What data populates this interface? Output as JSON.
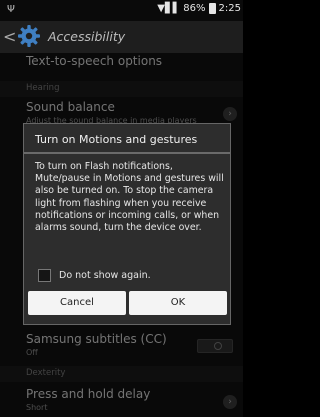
{
  "statusbar": {
    "usb_symbol": "Ψ",
    "signal": "▼▋▌",
    "battery": "86%",
    "time": "2:25"
  },
  "header": {
    "back_glyph": "<",
    "title": "Accessibility"
  },
  "list": {
    "row_tts": "Text-to-speech options",
    "section_hearing": "Hearing",
    "sound_balance": {
      "label": "Sound balance",
      "sub": "Adjust the sound balance in media players"
    },
    "samsung_subtitles": {
      "label": "Samsung subtitles (CC)",
      "sub": "Off"
    },
    "section_dexterity": "Dexterity",
    "press_hold": {
      "label": "Press and hold delay",
      "sub": "Short"
    },
    "chevron_glyph": "›"
  },
  "dialog": {
    "title": "Turn on Motions and gestures",
    "body": "To turn on Flash notifications, Mute/pause in Motions and gestures will also be turned on. To stop the camera light from flashing when you receive notifications or incoming calls, or when alarms sound, turn the device over.",
    "checkbox_label": "Do not show again.",
    "cancel_label": "Cancel",
    "ok_label": "OK"
  },
  "colors": {
    "background": "#121212",
    "dialog": "#2d2d2d",
    "button": "#f4f4f4"
  }
}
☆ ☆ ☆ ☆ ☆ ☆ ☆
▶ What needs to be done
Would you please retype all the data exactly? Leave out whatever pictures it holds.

▶ Task answer
What data populates this interface? Output as JSON.
{
  "statusbar": {
    "usb_symbol": "Ψ",
    "signal": "▼▋▌",
    "battery": "86%",
    "time": "2:25"
  },
  "header": {
    "back_glyph": "<",
    "title": "Accessibility"
  },
  "list": {
    "row_tts": "Text-to-speech options",
    "section_hearing": "Hearing",
    "sound_balance": {
      "label": "Sound balance",
      "sub": "Adjust the sound balance in media players"
    },
    "samsung_subtitles": {
      "label": "Samsung subtitles (CC)",
      "sub": "Off"
    },
    "section_dexterity": "Dexterity",
    "press_hold": {
      "label": "Press and hold delay",
      "sub": "Short"
    },
    "chevron_glyph": "›"
  },
  "dialog": {
    "title": "Turn on Motions and gestures",
    "body": "To turn on Flash notifications, Mute/pause in Motions and gestures will also be turned on. To stop the camera light from flashing when you receive notifications or incoming calls, or when alarms sound, turn the device over.",
    "checkbox_label": "Do not show again.",
    "cancel_label": "Cancel",
    "ok_label": "OK"
  },
  "colors": {
    "background": "#121212",
    "dialog": "#2d2d2d",
    "button": "#f4f4f4"
  }
}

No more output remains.